Cookies set from a hostname, will also be sent to all subdomains. I.e. if the website on “example.com” sets a cookie, the browser will also send this cookie when visiting “www.example.com”. Sounds like a good thing, since it’s the same website anyway, right? But the cookie will also be sent to “cdn.example.com”, to “email.example.com”, to “intranet.example.com”, to thirdpartyservice.example.com and so on. And a lot of third party services let you use your domain exactly like this.
A cookie set from “www.example.com” will *not* be sent to any “sibling” hosts like above. Your browser understands that they are not “subservices” but completly different services, and should not get access to your cookies.
Unnecessary Cookies Hurts Performance
The way HTTP and cookies work, is that they are sent from the browser for each and every request to the web server. This means that if your website sets a cookie for the origin (“example.com”) this cookie will also have to be sent to every request that you make to e.g. “email.example.com” or “intranet.example.com”. This slows down the communication and leaves your with a worse user experience.
The Cookies Can be Read by Third Parties
So, if your web site is located at the origin (“example.com”) and have a login to a CMS, the CMS will issue a cookie to your browser to keep you logged in for at least the session.

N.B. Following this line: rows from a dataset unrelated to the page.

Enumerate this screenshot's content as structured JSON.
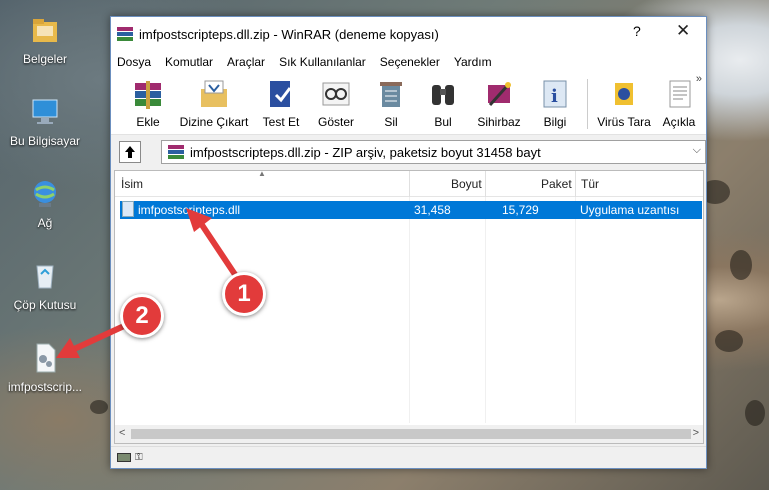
{
  "desktop": {
    "icons": [
      {
        "label": "Belgeler"
      },
      {
        "label": "Bu Bilgisayar"
      },
      {
        "label": "Ağ"
      },
      {
        "label": "Çöp Kutusu"
      },
      {
        "label": "imfpostscrip..."
      }
    ]
  },
  "window": {
    "title": "imfpostscripteps.dll.zip - WinRAR (deneme kopyası)",
    "help_label": "?",
    "close_label": "✕"
  },
  "menu": [
    "Dosya",
    "Komutlar",
    "Araçlar",
    "Sık Kullanılanlar",
    "Seçenekler",
    "Yardım"
  ],
  "toolbar": {
    "buttons": [
      "Ekle",
      "Dizine Çıkart",
      "Test Et",
      "Göster",
      "Sil",
      "Bul",
      "Sihirbaz",
      "Bilgi",
      "Virüs Tara",
      "Açıkla"
    ],
    "more": "»"
  },
  "address": {
    "text": "imfpostscripteps.dll.zip - ZIP arşiv, paketsiz boyut 31458 bayt",
    "dropdown": "⌵"
  },
  "file_list": {
    "headers": {
      "name": "İsim",
      "size": "Boyut",
      "packed": "Paket",
      "type": "Tür"
    },
    "rows": [
      {
        "name": "imfpostscripteps.dll",
        "size": "31,458",
        "packed": "15,729",
        "type": "Uygulama uzantısı"
      }
    ]
  },
  "scroll": {
    "left": "<",
    "right": ">"
  },
  "callouts": {
    "one": "1",
    "two": "2"
  },
  "colors": {
    "selection": "#0078d7",
    "callout": "#e23b3b"
  }
}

Then, when you visit “someinternalservice.example.com”, the administrator of that service can read that cookie, copy it and use it to login to the corporate CMS for “example.com” as you. The same thing applies to your email service vendor when you visit “email.example.com”, your CDN vendor when you visit “example.com” which loads assets from e.g. “static.example.com” and so on.
If you’re concerned about the security of whatever you have on “example.com”, make sure you slap a “www”- in front of it. If that doesn’t help you choosing whether you should use www or not, I’m not sure what will. Neither HTTPS nor 2FA will help you out, since that cookie is the magic token. Other security measures, like IP restrictions will however help.
Cookies from Subdomains, Can be Shared – if you want to
Now, if you have a service on a subdomain, like “sso.example.com”, RFC 6265 allows you to set a cookie for the origin and making it shared with “example.com” or “www.example.com”. So avoiding the “bare domain” as a hostname, actually gives you more flexibility.
DNS Origin Can’t be A CNAME
Talking about flexibility, we have to circle back to talking about DNS again.
There is a limitation in DNS which says that the origin, must be an A type record, which means it has to point to a fixed IP address.
When your site grows large and you move it to an hosted service, or wants to point it to an Web Application Firewall or a DDoS mitigator, you might want to use a CNAME type record, to point the hostname to another flexible hostname that the vendor manages depending on your traffic and needs.
Now, if your website is hosted at the origin (“example.com”), you can’t do that. But there is no issue with the “www” hostname being a CNAME record. So if you want any scaling flexibility, now or in the future, you should go with the www hostname from the beginning.
Conclusion: Go with www
It does matter if you use www or not. I agree that the origin domain name looks prettier, but that is just a practical matter in the address bar of the browser itself. You can use “www.example.com” as your canonical host name, but everywhere else, you can just use the bare domain. It will redirect the users to the correct place anyways.
But there are important matters that says you should use the full hostname with the www: Perfomance-wise, security-wise and in terms of flexibility.
This should end the “www or not”-debate once and for all: Go with www!